Through competition for food and habitat and disease transmission, grey squirrels cause local extinctions of red squirrels, which they have replaced across large areas of the UK. While their bark stripping behavior creates open wounds, weakens, stresses and kills young trees. This damage is estimated to cost at least £37 million a year in lost timber value, reduced carbon capture, damage mitigation, and trees to replace those that died due to grey squirrel bark stripping. That figure does not include their impacts on biodiversity, either directly through predation or indirectly through the loss of large numbers of ecologically important trees.

Grey squirrels pose a serious problem at a time when the UK is working to increase biodiversity and plant thousands more hectares of trees for the many essential benefits they provide. Traditional, lethal management methods are labor intensive, publicly unpopular and failing to significantly reduce rising grey squirrel numbers. Therefore, the UK Squirrel Accord is funding research to develop a grey squirrel oral contraceptive and species-specific feeding hopper to bring new hope in tackling this invasive species problem, and which could be adapted for other species in the future.
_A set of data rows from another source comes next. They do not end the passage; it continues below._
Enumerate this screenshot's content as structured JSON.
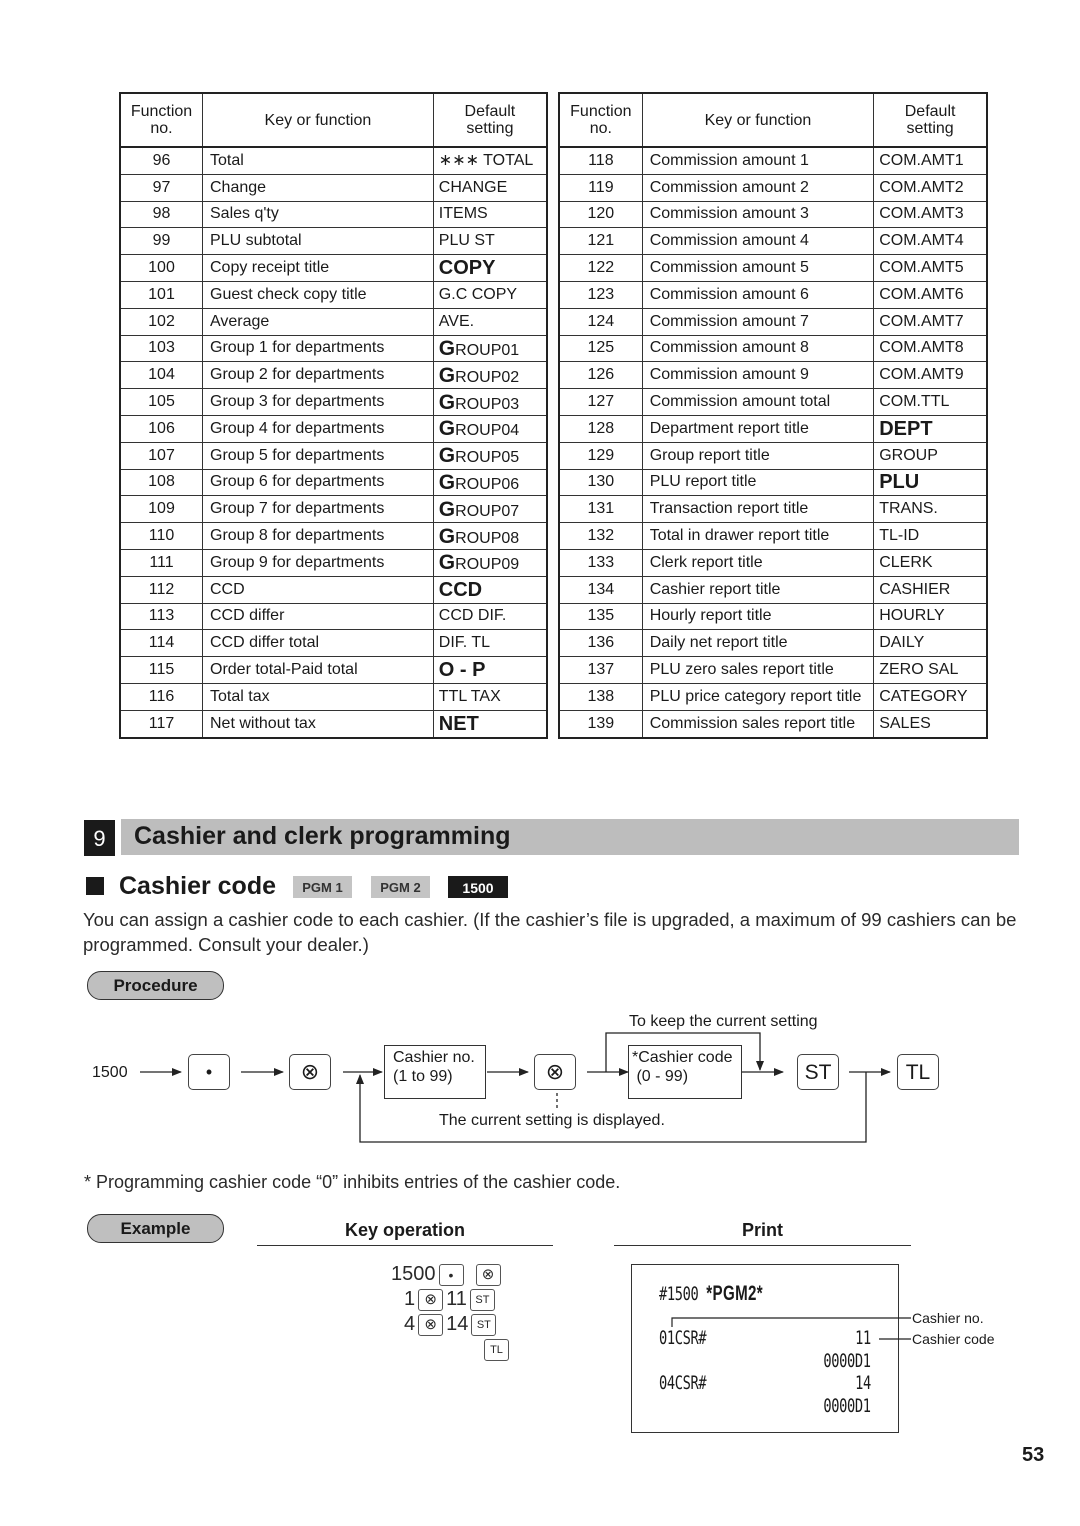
{
  "tables": {
    "headers": {
      "function_no": "Function no.",
      "function_no_l1": "Function",
      "function_no_l2": "no.",
      "key_or_function": "Key or function",
      "default_l1": "Default",
      "default_l2": "setting"
    },
    "left": [
      {
        "no": "96",
        "key": "Total",
        "default": "∗∗∗ TOTAL",
        "style": "normal"
      },
      {
        "no": "97",
        "key": "Change",
        "default": "CHANGE",
        "style": "normal"
      },
      {
        "no": "98",
        "key": "Sales q'ty",
        "default": "ITEMS",
        "style": "normal"
      },
      {
        "no": "99",
        "key": "PLU subtotal",
        "default": "PLU ST",
        "style": "normal"
      },
      {
        "no": "100",
        "key": "Copy receipt title",
        "default": "COPY",
        "style": "bold"
      },
      {
        "no": "101",
        "key": "Guest check copy title",
        "default": "G.C COPY",
        "style": "normal"
      },
      {
        "no": "102",
        "key": "Average",
        "default": "AVE.",
        "style": "normal"
      },
      {
        "no": "103",
        "key": "Group 1 for departments",
        "default": "GROUP01",
        "style": "bigG"
      },
      {
        "no": "104",
        "key": "Group 2 for departments",
        "default": "GROUP02",
        "style": "bigG"
      },
      {
        "no": "105",
        "key": "Group 3 for departments",
        "default": "GROUP03",
        "style": "bigG"
      },
      {
        "no": "106",
        "key": "Group 4 for departments",
        "default": "GROUP04",
        "style": "bigG"
      },
      {
        "no": "107",
        "key": "Group 5 for departments",
        "default": "GROUP05",
        "style": "bigG"
      },
      {
        "no": "108",
        "key": "Group 6 for departments",
        "default": "GROUP06",
        "style": "bigG"
      },
      {
        "no": "109",
        "key": "Group 7 for departments",
        "default": "GROUP07",
        "style": "bigG"
      },
      {
        "no": "110",
        "key": "Group 8 for departments",
        "default": "GROUP08",
        "style": "bigG"
      },
      {
        "no": "111",
        "key": "Group 9 for departments",
        "default": "GROUP09",
        "style": "bigG"
      },
      {
        "no": "112",
        "key": "CCD",
        "default": "CCD",
        "style": "bold"
      },
      {
        "no": "113",
        "key": "CCD differ",
        "default": "CCD DIF.",
        "style": "normal"
      },
      {
        "no": "114",
        "key": "CCD differ total",
        "default": "DIF. TL",
        "style": "normal"
      },
      {
        "no": "115",
        "key": "Order total-Paid total",
        "default": "O - P",
        "style": "bold"
      },
      {
        "no": "116",
        "key": "Total tax",
        "default": "TTL TAX",
        "style": "normal"
      },
      {
        "no": "117",
        "key": "Net without tax",
        "default": "NET",
        "style": "bold"
      }
    ],
    "right": [
      {
        "no": "118",
        "key": "Commission amount 1",
        "default": "COM.AMT1",
        "style": "normal"
      },
      {
        "no": "119",
        "key": "Commission amount 2",
        "default": "COM.AMT2",
        "style": "normal"
      },
      {
        "no": "120",
        "key": "Commission amount 3",
        "default": "COM.AMT3",
        "style": "normal"
      },
      {
        "no": "121",
        "key": "Commission amount 4",
        "default": "COM.AMT4",
        "style": "normal"
      },
      {
        "no": "122",
        "key": "Commission amount 5",
        "default": "COM.AMT5",
        "style": "normal"
      },
      {
        "no": "123",
        "key": "Commission amount 6",
        "default": "COM.AMT6",
        "style": "normal"
      },
      {
        "no": "124",
        "key": "Commission amount 7",
        "default": "COM.AMT7",
        "style": "normal"
      },
      {
        "no": "125",
        "key": "Commission amount 8",
        "default": "COM.AMT8",
        "style": "normal"
      },
      {
        "no": "126",
        "key": "Commission amount 9",
        "default": "COM.AMT9",
        "style": "normal"
      },
      {
        "no": "127",
        "key": "Commission amount total",
        "default": "COM.TTL",
        "style": "normal"
      },
      {
        "no": "128",
        "key": "Department report title",
        "default": "DEPT",
        "style": "bold"
      },
      {
        "no": "129",
        "key": "Group report title",
        "default": "GROUP",
        "style": "normal"
      },
      {
        "no": "130",
        "key": "PLU report title",
        "default": "PLU",
        "style": "bold"
      },
      {
        "no": "131",
        "key": "Transaction report title",
        "default": "TRANS.",
        "style": "normal"
      },
      {
        "no": "132",
        "key": "Total in drawer report title",
        "default": "TL-ID",
        "style": "normal"
      },
      {
        "no": "133",
        "key": "Clerk report title",
        "default": "CLERK",
        "style": "normal"
      },
      {
        "no": "134",
        "key": "Cashier report title",
        "default": "CASHIER",
        "style": "normal"
      },
      {
        "no": "135",
        "key": "Hourly report title",
        "default": "HOURLY",
        "style": "normal"
      },
      {
        "no": "136",
        "key": "Daily net report title",
        "default": "DAILY",
        "style": "normal"
      },
      {
        "no": "137",
        "key": "PLU zero sales report title",
        "default": "ZERO SAL",
        "style": "normal"
      },
      {
        "no": "138",
        "key": "PLU price category report title",
        "default": "CATEGORY",
        "style": "normal"
      },
      {
        "no": "139",
        "key": "Commission sales report title",
        "default": "SALES",
        "style": "normal"
      }
    ]
  },
  "section": {
    "number": "9",
    "title": "Cashier and clerk programming"
  },
  "subsection": {
    "title": "Cashier code",
    "modes": [
      "PGM 1",
      "PGM 2",
      "1500"
    ],
    "description": "You can assign a cashier code to each cashier.  (If the cashier’s file is upgraded, a maximum of 99 cashiers can be programmed.  Consult your dealer.)"
  },
  "procedure": {
    "label": "Procedure",
    "start": "1500",
    "key_dot": "•",
    "key_x": "⊗",
    "box1_l1": "Cashier no.",
    "box1_l2": "(1 to 99)",
    "box2_l1": "*Cashier code",
    "box2_l2": " (0 - 99)",
    "keep_note": "To keep the current setting",
    "display_note": "The current setting is displayed.",
    "key_st": "ST",
    "key_tl": "TL"
  },
  "footnote": "* Programming cashier code “0” inhibits entries of the cashier code.",
  "example": {
    "label": "Example",
    "key_operation_heading": "Key operation",
    "print_heading": "Print",
    "key_operation": {
      "line1_num": "1500",
      "line2_a": "1",
      "line2_b": "11",
      "line3_a": "4",
      "line3_b": "14",
      "st": "ST",
      "tl": "TL",
      "dot": "•",
      "x": "⊗"
    },
    "receipt": {
      "header_prefix": "#1500 ",
      "header_mode": "*PGM2*",
      "row1_label": "01CSR#",
      "row1_code": "11",
      "row1_id": "0000D1",
      "row2_label": "04CSR#",
      "row2_code": "14",
      "row2_id": "0000D1"
    },
    "annotations": {
      "cashier_no": "Cashier no.",
      "cashier_code": "Cashier code"
    }
  },
  "page_number": "53"
}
The webinar will look at progress in year four of the five-year oral contraceptive research project and the wider grey squirrel fertility control program, and how UKSA can act as a blueprint for effectively managing established invasive species.